— Exercise objective —
Every line of the data below must be output exactly, with images left out.

── Given entries

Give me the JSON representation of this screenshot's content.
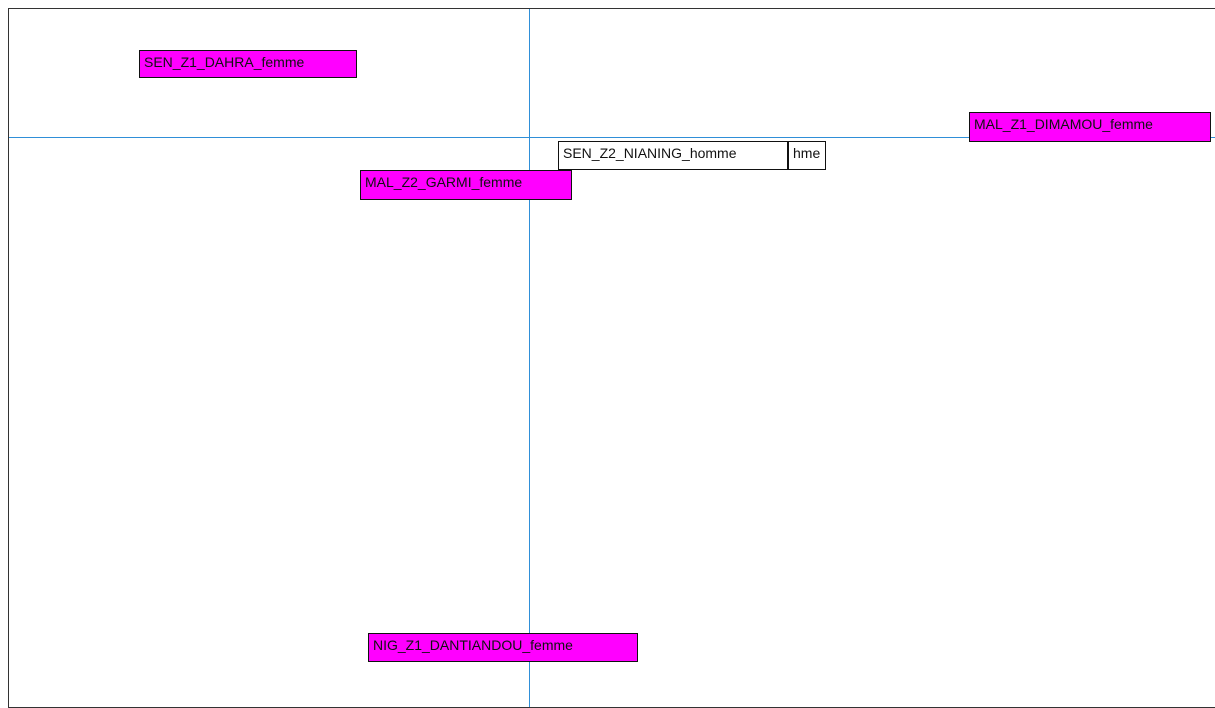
{
  "chart_data": {
    "type": "scatter",
    "title": "",
    "xlabel": "",
    "ylabel": "",
    "points": [
      {
        "label": "SEN_Z1_DAHRA_femme",
        "color": "#ff00ff"
      },
      {
        "label": "MAL_Z1_DIMAMOU_femme",
        "color": "#ff00ff"
      },
      {
        "label": "SEN_Z2_NIANING_homme",
        "color": "#ffffff"
      },
      {
        "label": "hme",
        "color": "#ffffff"
      },
      {
        "label": "MAL_Z2_GARMI_femme",
        "color": "#ff00ff"
      },
      {
        "label": "NIG_Z1_DANTIANDOU_femme",
        "color": "#ff00ff"
      }
    ]
  },
  "colors": {
    "axis_line": "#2f8fd8",
    "label_border": "#111111"
  }
}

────

— Reply to the exercise —
Give me the JSON representation of this screenshot's content.
{
  "chart_data": {
    "type": "scatter",
    "title": "",
    "xlabel": "",
    "ylabel": "",
    "points": [
      {
        "label": "SEN_Z1_DAHRA_femme",
        "color": "#ff00ff"
      },
      {
        "label": "MAL_Z1_DIMAMOU_femme",
        "color": "#ff00ff"
      },
      {
        "label": "SEN_Z2_NIANING_homme",
        "color": "#ffffff"
      },
      {
        "label": "hme",
        "color": "#ffffff"
      },
      {
        "label": "MAL_Z2_GARMI_femme",
        "color": "#ff00ff"
      },
      {
        "label": "NIG_Z1_DANTIANDOU_femme",
        "color": "#ff00ff"
      }
    ]
  },
  "colors": {
    "axis_line": "#2f8fd8",
    "label_border": "#111111"
  }
}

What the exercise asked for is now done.